Teen Cancer Patient: Treatment & Support At CHOC
At CHOC we understand there are many different aspects of dealing with teen or young adult cancer. Our adolescent and young adult cancer treatment program and approach is all encompassing and considers not only the physical, but the psychological components as well.
Effects of Cancer on The Body: Teens
The teen years are a time when adolescents develop their self-image, seek autonomy or independence from their parents, and deal with issues of emerging sexuality. Keeping that in mind with young cancer patients, CHOC tries to understand and not downplay the issues of self-esteem and body image. CHOC makes sure we are talking to the patients and not just the parents. No one likes to lose his or her hair, for instance. For a young girl who is 13, 14 or 15, we realize this can be quite catastrophic.
Teenage Emotional Effects of Cancer
At CHOC, we know that a teen’s peers are really important too, so we try to keep them involved. Our social workers and nurses talk to the patients to make sure we are listening to them. When teens have been taken out of their normal routine, their school and peer relationships, they can feel like they are losing control. Patients may also enlist support from a religious leader of their chosen faith if they would like. CHOC respects all religions and people’s faith and how they cope.
Unique Cancer Research at CHOC
Social and peer acceptance; career and education considerations; and the desire for independence are among issues to be considered when helping the adolescent cancer patient. It’s important for everyone involved in the patient’s care to consider these factors to better understand how the teen will respond to therapy, the hospital and possibly being in a clinical trial. Fewer teens and young adults nationwide participate in pediatric clinical trials compared to younger children. To help better connect teen cancer patients with their school and peers, CHOC is participating in a research project with UC Irvine that will place a robot in an Orange County classroom — connected to a CHOC patient by a computer — so the patient can interact with classmates and have an improved sense of normalcy. Researchers hope to learn whether the robot keeps the patient better engaged with peers at school.
Childhood Cancer Facts
- Estimated number of cancer deaths that will occur this year in children from birth – 19: 1,960

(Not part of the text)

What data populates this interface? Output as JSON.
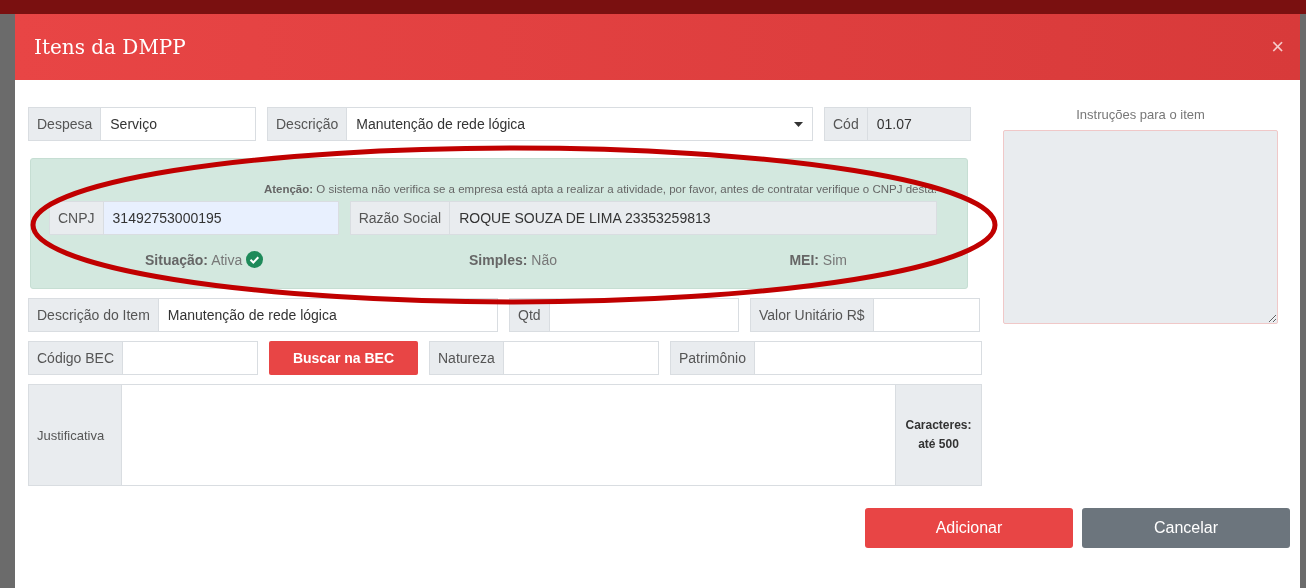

- Estimated number of new cancer cases that will be diagnosed this year in the U.S. in children ages birth-19: 15,780
- Percentage of overall 5-year survival rate for childhood cancers: 80%
Stupid Cancer Visits CHOC
The Stupid Cancer Road Trip, Kenny and John are on their way to the 2012 OMG! Cancer Summit at the Palms Casino in Las Vegas. On their way they stop by CHOC Children’s. Learn more about StupidCancer.org.
Preserving Fertility in Adolescent Cancer Patients
When treating children and teens with cancer at CHOC, physicians also have another health aspect in mind: patients’ future fertility.
Because so many adolescent cancer patients are surviving into adulthood, physicians, patients and their families have a major interest in preserving a patient’s fertility, as well as the long-term effects that treatment can have on a patient’s fertility in the future.